## Tin Whistle Challenge: Cooley’s Reel

My third tin whistle challenge: Cooley’s Reel.

This is a reel, which I have adapted from the setting at The Session.

Cooley’s Reel Chris Throup Tin Whistle Challenge (MIDI) "Cooley’s Reel"

Cooley’s Reel (MIDI)

Cooley’s Reel (PDF)

As usual, I will practise this tune and aim to upload a recording at the end of the week, recording equipment permitting.

## Typesetting Tin Whistle music in GNU Lilypond

I use GNU Lulypond for typesetting music; it is a free and open source application which produces very nicely formatted sheet music. It is available for Linux, Windows and Mac OSX; I run it on openSUSE Linux.

Recently, I have been using it to typeset a lot of tunes for tin whistle; as I collect the tunes from different sources, I like to add them to my collection in a standard format. Although most musical notation is pretty much standard, one aspect which varies from source to source is how to notate tin whistle ornamentation (eg cuts, strikes, etc). I like the notation proposed by Grey Larsen (in his book: The Essential Guide to Irish Flute and Tin Whistle) which is documented on his website: A Guide to Grey Larsen’s Notation System for Irish Ornamentation [PDF] (GreyLarsen.com).

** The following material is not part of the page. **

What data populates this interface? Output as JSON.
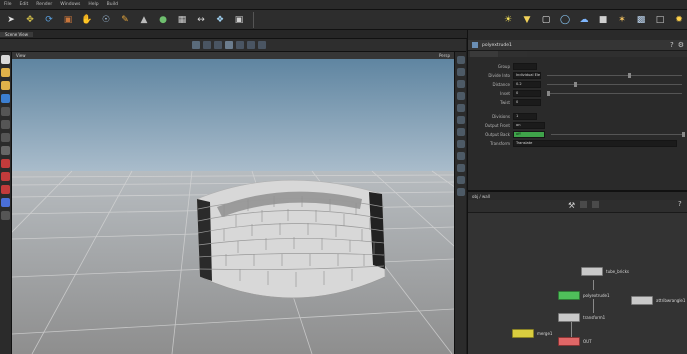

Grey’s notation does not exist within Lilypond so, in order to make use of it, I have to use a little cunning. By using existing available notation, it is possible to generate something which approximates the notation I am after:

My sample was created with the following Lilypond code:


cut       = ^\markup{\magnify #1.5 {"⎖"}}
strike    = ^\markup{\magnify #2 {"˅"}}
roll      = ^\markup{\rotate #180 \magnify #2 {"˘"}}
crann     = ^\markup{\rotate #270 \magnify #2 {"˘"}}

title = "Tin Whistle Markup"
}

\new Staff {
<<
\new Voice = "Tune" {
\relative c'' {
\partial 4
a
a\cut a\strike a\roll a\crann
}
}
\context Lyrics \lyricsto "Tune" \lyricmode {
" " " cut " " strike " " roll " " crann "
}
>>
}


To make use of the notation in your own music, just include the four highlighted lines at the top of your Lilypond code. You can then write, for example, c\cut in your melody to indicate a cut on C, or f\roll to indicate a roll on F.

A font, containing Grey’s original symbols, is available for free from his website. I would like to integrate this font into Lilypond, but that is a bigger job than I can face today. I will post details here when I pursue it further.

## Tin Whistle Challenge: Denis Delaney

My second tin whistle challenge: Denis Delaney.

This is an double jig, which I have adapted from the setting in “O’Neill’s Music of Ireland” (number 703).

Denis Delaney (MIDI)

Denis Delaney (PDF)

Despite the fact I haven’t recorded my first challenge yet (see previous post) I will practise this tune and aim to upload a recording at the end of the week, recording equipment permitting.

## Tin Whistle Challenge: The Sporting Pitchfork

My first tin whistle challenge: The Sporting Pitchfork.

This is an Irish folk tune, which I have found in Grey Larsen’s book: The Essential Guide to Irish Flute and Tin Whistle. Grey includes numerous variations of the tune, so I have picked a version I like and transcribed it here. I have used Grey’s own notation for rolls and cuts.

The Sporting Pitchfork (MIDI)

The Sporting Pitchfork (PDF)

I will do my best to learn the tune and upload a recording at the end of the week.